I agree with all of the other comments about creating an even more elitism in the sector by increasing fees. But this doesn't only exist at this level - I'm afraid in my experience the snobbery is rife in a lot of areas of museum work even when you get a job; mostly in curatorial work I'm sad to say, because this is exactly where we need the diversity. Despite leaving school with no qualifications, I worked hard and I now have two masters degrees (one in museum studies). I was lucky, I didn't have to pay for my first degree because in those days if your family were poor enough, you got your fees paid. God knows how young people will cope now. They will neve be debt free, this is a terrible way to start your working life. I've tried very hard to get work in curatiorial depts, and despite having all the exerience needed and much more - I'm let down because I 'don't know the collections well enough' . How can I know them if I've never worked with them before? They obviously know this from the application form, so why offer an interview if they don't want to give it to someone outside? It really is not rocket science to learn what's in a collection if you understand all the other elements of curatorial work. All the curators I know are well educated and very middle class, but most have not done a museum's MA; their intellect is enough apparently, and a lot of them have no idea how to engage with the public. It makes me wonder what the point was of doing my MA, because I'll never fit with the norm for a curator, and I really wanted to do this. I'm luck though, I have a very good job in museum education, working with people who are like me; committed and passionate about people and creating access to collections. There is little snobbery in education depts - we work with real people every day so there is no room for that. But, it seems I will be kept in my place by the hierarchy that permeates a lot of the larger museums. We really need to have a better way in for young people other than university, and what is expected for entry level jobs. People who interpret our collections should have diverse experiences behind them, not just because they did a phd in something obscure that means nothing to our visitors! I would not chose to spend that kind of money on a museum course now that I know how things work. I was qualified to do the job I'm doing before I did the MA. I did it to change direction in my careeer, but I'm not good enough to be a curator, apparently. But the next wave of middle class, well off graduates will be I'm sure. Craft workshop anyone?

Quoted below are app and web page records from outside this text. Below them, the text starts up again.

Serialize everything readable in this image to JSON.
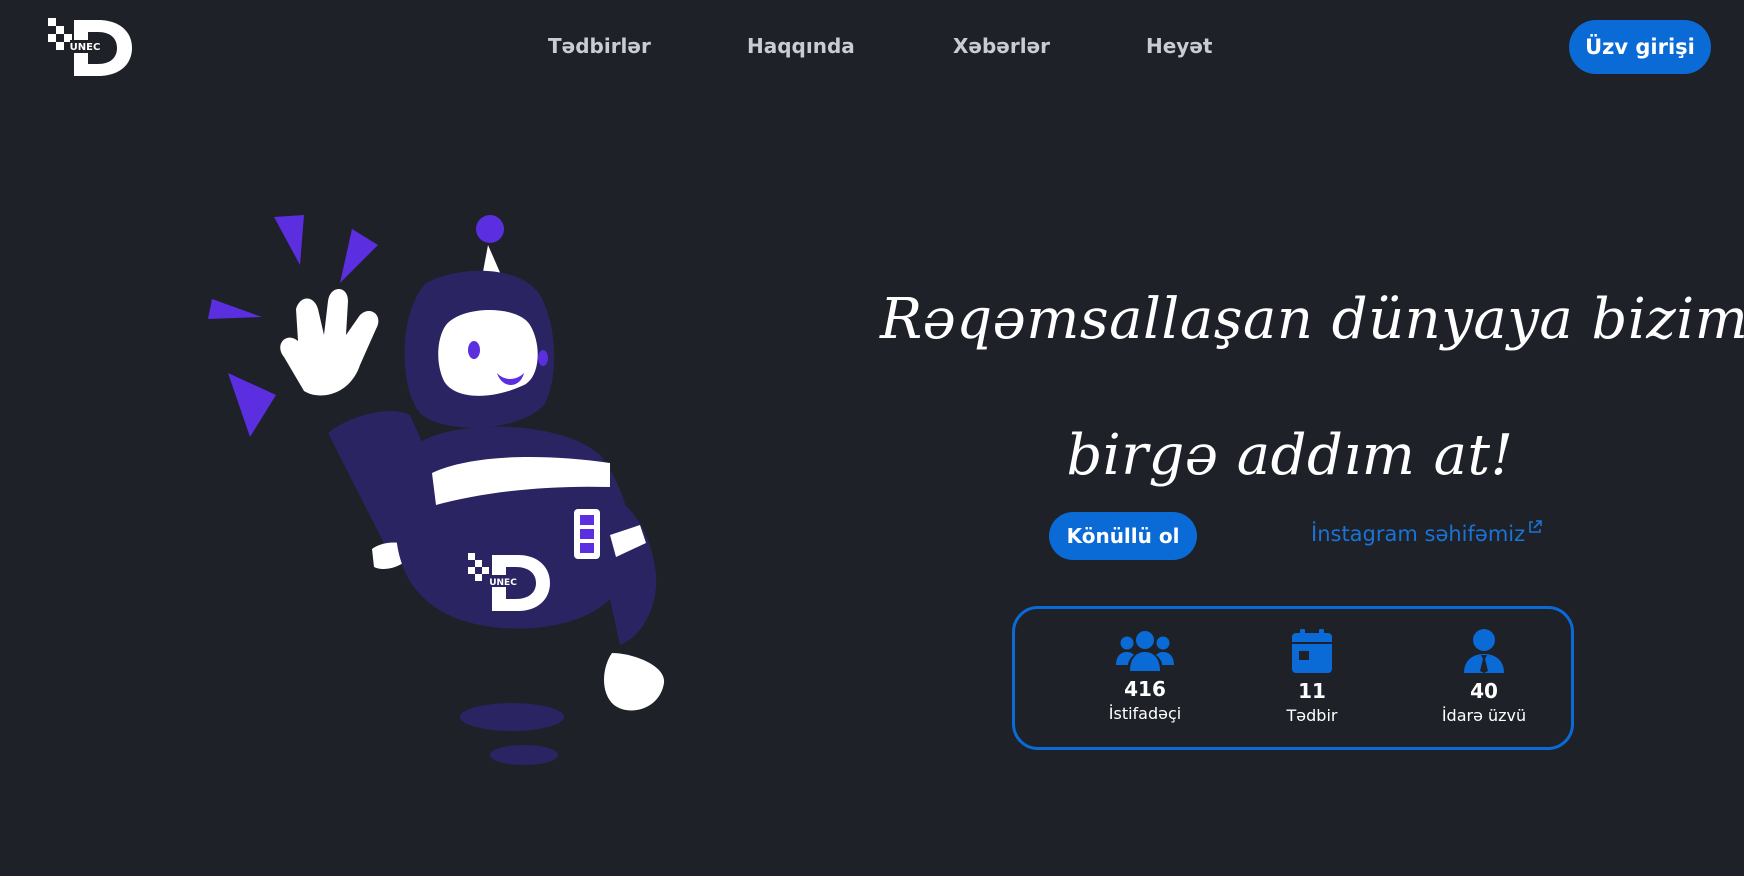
{
  "header": {
    "logo_text": "UNEC",
    "nav": [
      {
        "label": "Tədbirlər"
      },
      {
        "label": "Haqqında"
      },
      {
        "label": "Xəbərlər"
      },
      {
        "label": "Heyət"
      }
    ],
    "login_label": "Üzv girişi"
  },
  "illustration": {
    "badge_text": "UNEC"
  },
  "hero": {
    "title_line1": "Rəqəmsallaşan dünyaya bizimlə",
    "title_line2": "birgə addım at!",
    "volunteer_label": "Könüllü ol",
    "instagram_label": "İnstagram səhifəmiz"
  },
  "stats": [
    {
      "icon": "users-icon",
      "value": "416",
      "label": "İstifadəçi"
    },
    {
      "icon": "calendar-icon",
      "value": "11",
      "label": "Tədbir"
    },
    {
      "icon": "user-tie-icon",
      "value": "40",
      "label": "İdarə üzvü"
    }
  ],
  "colors": {
    "background": "#1e2128",
    "accent": "#0a6bd6",
    "robot_body": "#2a2463",
    "robot_accent": "#5b2ee0",
    "nav_text": "#c9ccd2"
  }
}
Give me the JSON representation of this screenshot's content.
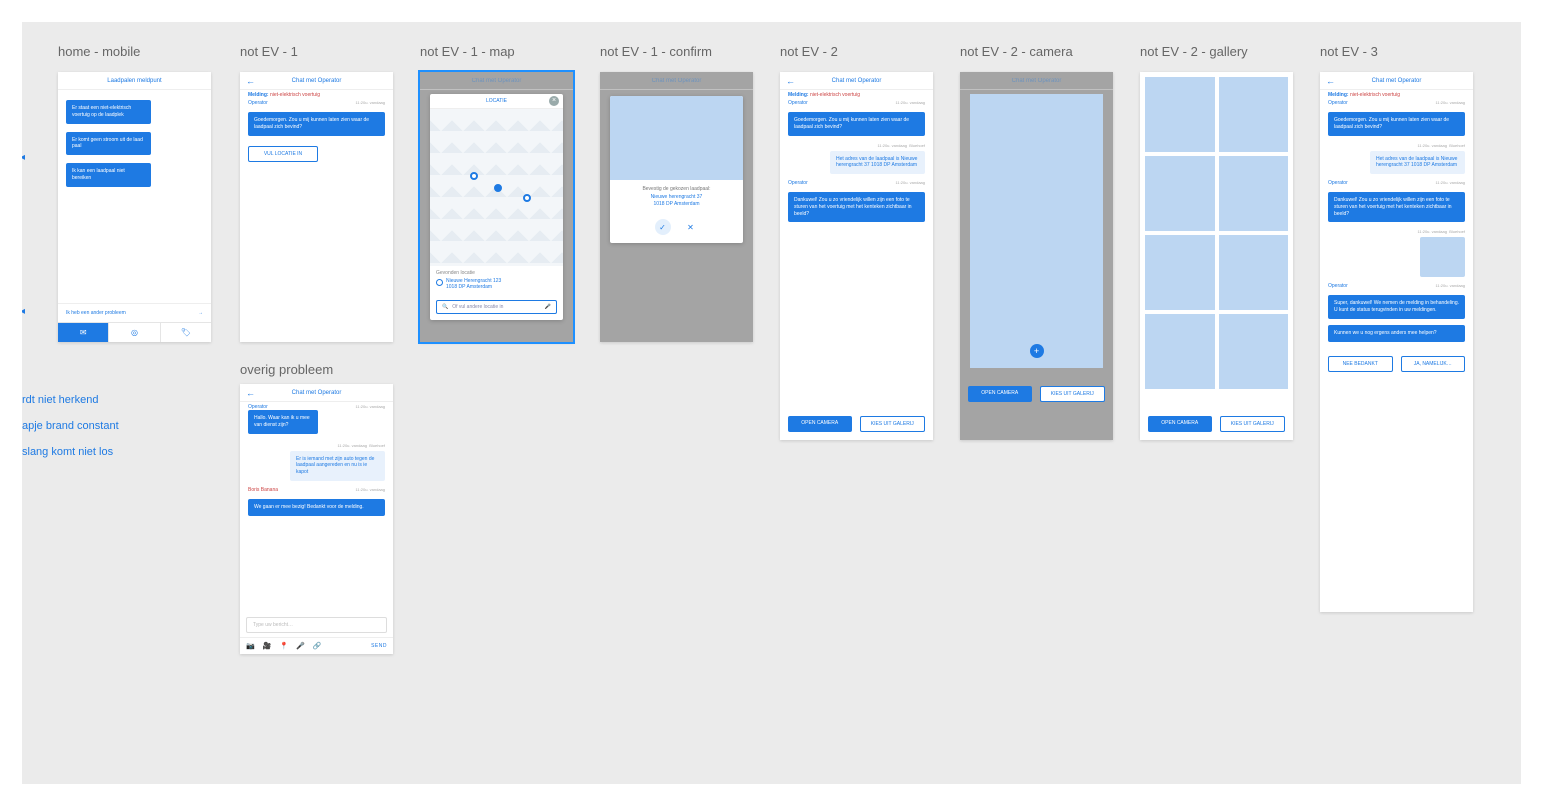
{
  "frame_labels": {
    "home": "home - mobile",
    "nev1": "not  EV - 1",
    "nev1map": "not EV - 1 - map",
    "nev1confirm": "not EV - 1 - confirm",
    "nev2": "not EV - 2",
    "nev2cam": "not EV - 2 - camera",
    "nev2gal": "not EV - 2 - gallery",
    "nev3": "not EV - 3",
    "overig": "overig probleem"
  },
  "common": {
    "chat_title": "Chat met Operator",
    "melding_label": "Melding:",
    "melding_value": "niet-elektrisch voertuig",
    "operator_label": "Operator",
    "timestamp": "11:20u. vandaag",
    "bluehoef": "Bluehoef",
    "open_camera": "OPEN CAMERA",
    "kies_galerij": "KIES UIT GALERIJ"
  },
  "home": {
    "title": "Laadpalen meldpunt",
    "opt1": "Er staat een niet-elektrisch voertuig op de laadplek",
    "opt2": "Er komt geen stroom uit de laad paal",
    "opt3": "Ik kan een laadpaal niet bereiken",
    "other": "Ik heb een ander probleem",
    "arrow": "→"
  },
  "nev1": {
    "greeting": "Goedemorgen. Zou u mij kunnen laten zien waar de laadpaal zich bevind?",
    "btn": "VUL LOCATIE IN"
  },
  "map": {
    "title": "LOCATIE",
    "found_label": "Gevonden locatie",
    "address1": "Nieuwe Herengracht 123",
    "address2": "1018 DP Amsterdam",
    "placeholder": "Of vul andere locatie in"
  },
  "confirm": {
    "question": "Bevestig de gekozen laadpaal:",
    "addr1": "Nieuwe herengracht 37",
    "addr2": "1018 DP Amsterdam",
    "ok": "✓",
    "no": "✕"
  },
  "nev2": {
    "user_addr": "Het adres van de laadpaal is Nieuwe herengracht 37 1018 DP Amsterdam",
    "thanks": "Dankuwel! Zou u zo vriendelijk willen zijn een foto te sturen van het voertuig met het kenteken zichtbaar in beeld?"
  },
  "nev3": {
    "super": "Super, dankuwel! We nemen de melding in behandeling. U kunt de status terugvinden in uw meldingen.",
    "help_more": "Kunnen we u nog ergens anders mee helpen?",
    "no_thanks": "NEE BEDANKT",
    "yes": "JA, NAMELIJK…"
  },
  "overig": {
    "greeting": "Hallo. Waar kan ik u mee van dienst zijn?",
    "user_msg": "Er is iemand met zijn auto tegen de laadpaal aangereden en nu is ie kapot",
    "sender2": "Boris Banana",
    "reply": "We gaan er mee bezig! Bedankt voor de melding.",
    "placeholder": "Type uw bericht…",
    "send": "SEND"
  },
  "loose_links": {
    "l1": "rdt niet herkend",
    "l2": "apje brand constant",
    "l3": "slang komt niet los"
  }
}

17.08.2011, 15:31
An entirely predictable outcome is that fewer young people will choose a museum career path, options, choices and access will be reduced, elitism will increase and everybody will be the poorer. It's a no-brainer. Big Society or Broken Society? I would really like to know what others in the sector think, the optimists, the pessimists and the don't knows. I used to help at careers evenings at schools, at the request of the schools, but now decline all such requests for the simple reason that I believe I would be doing someone a disservice by encouraging them to embark on a career in a sector that is now so undervalued, poorly paid, and where career progression uncertain at best. I know that anything worth doing is not easy, but the situation now is very different from when I started my museum career a generation ago. The gradient is much steeper, and are the rewards worth it? That is much less certain these days.
10.08.2011, 17:00
If unpaid internships and post-graduate qualifications continue as the norm, there will be no one working in museums but the most affluent. This doesn't have too be a blow to museums, but it does have to be a time to think about how museums can change their culture to be more inclusive in their hiring practices.
MA Member
09.08.2011, 13:19
The entire Arts sector will struggle in the future because of this change in fee systems. It is hard to justify so much debt when the wages once you qualify are not in keeping with other graduate subjects. If I were to go to university now I would be hard pressed to pick an arts subject over a science based one which would pay more when I graduated. I think that museums may have to change their current requirements for entry level jobs and begin to offer more vocational pathways into this sector.